William Robbins, of Lawrence, and Brenton Swart, of Wichita, waited outside Best Buy, 2020 W. 31st St., starting at 7:30 a.m. Swart traveled to Lawrence to wait with Robbins because people had been waiting in line in Wichita for more than two days.
“Black Friday is a bigger deal now,” Swart said.
The duo were third and fourth in line and had their eyes on a 48-inch television, marked down from $478 to $179. Robbins’ family brought the two food, and they listened to radio to pass the time. Robbins and Swart, as well as the two in line before them, were the only people waiting until about 1 p.m. when others began showing up to form a line for the store’s opening.
The two missed Thanksgiving gatherings but thought the deal was too good to pass on.
“Our families understand to get $300 off is a big deal,” Robbins said.
Best Buy was scheduled to open at midnight, but other stores already had sales beginning Thanksgiving Day.
Target, 3201 Iowa St., opened its doors at 9 p.m. Thursday, and Walmart’s sales began at 8 p.m.
Lawrence resident Sarah Thompson got to Walmart, 3300 Iowa St., at 5 p.m. to buy a tablet when the Black Friday discounts started.
Thompson doesn’t usually brave the Black Friday crowd, but saw the store was opening early and thought it would be better to get her shopping done before the “mad chaos.”
“We did some looking online, then looked through ads. This is a bit more convenient than driving to Topeka,” Thompson said.
Thompson found the 8 p.m. opening helpful, but not all shoppers agreed with the early discounts.

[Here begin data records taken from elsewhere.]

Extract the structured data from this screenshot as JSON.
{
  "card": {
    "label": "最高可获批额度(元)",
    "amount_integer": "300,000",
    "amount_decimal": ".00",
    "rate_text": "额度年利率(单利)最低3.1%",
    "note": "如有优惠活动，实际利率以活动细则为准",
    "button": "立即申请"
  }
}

Bridget Wood and Candice Lavalette, of Lawrence, along with four more family members, got to Best Buy at 5:30 p.m. to wait in line to buy a television. The group had already eaten a Thanksgiving meal together and didn’t like the idea of Black Friday becoming Black Thursday.

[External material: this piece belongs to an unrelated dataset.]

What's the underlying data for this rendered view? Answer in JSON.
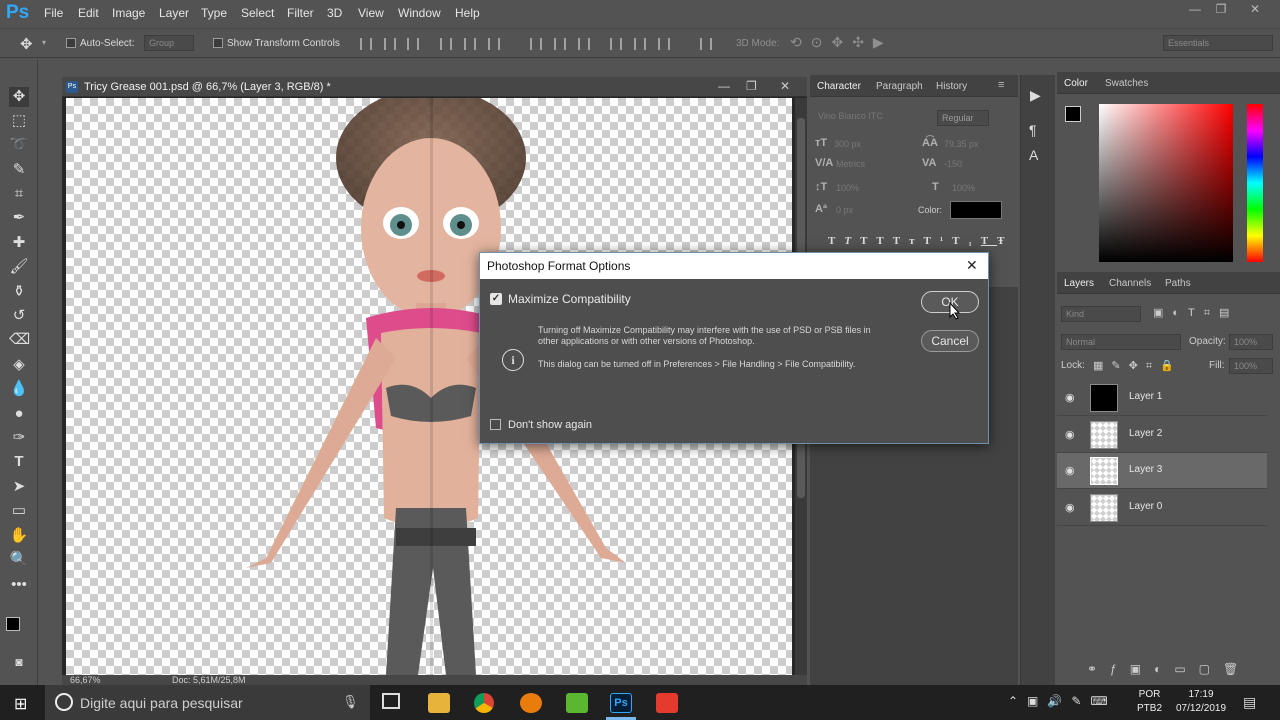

“I think it’s stupid. It’s taking away from family time,” Lavalette said.
Wood said making the stores open on Thursday instead of Friday forces the customers to shop on Thanksgiving day because if they wait, they won’t be able to get the deal they wanted.
Despite the lack of family and food, Robbins and Swart thought the sacrifice was worth the guarantee of getting the television on sale.
“We’re going to get our products is all I care about,” Robbins said.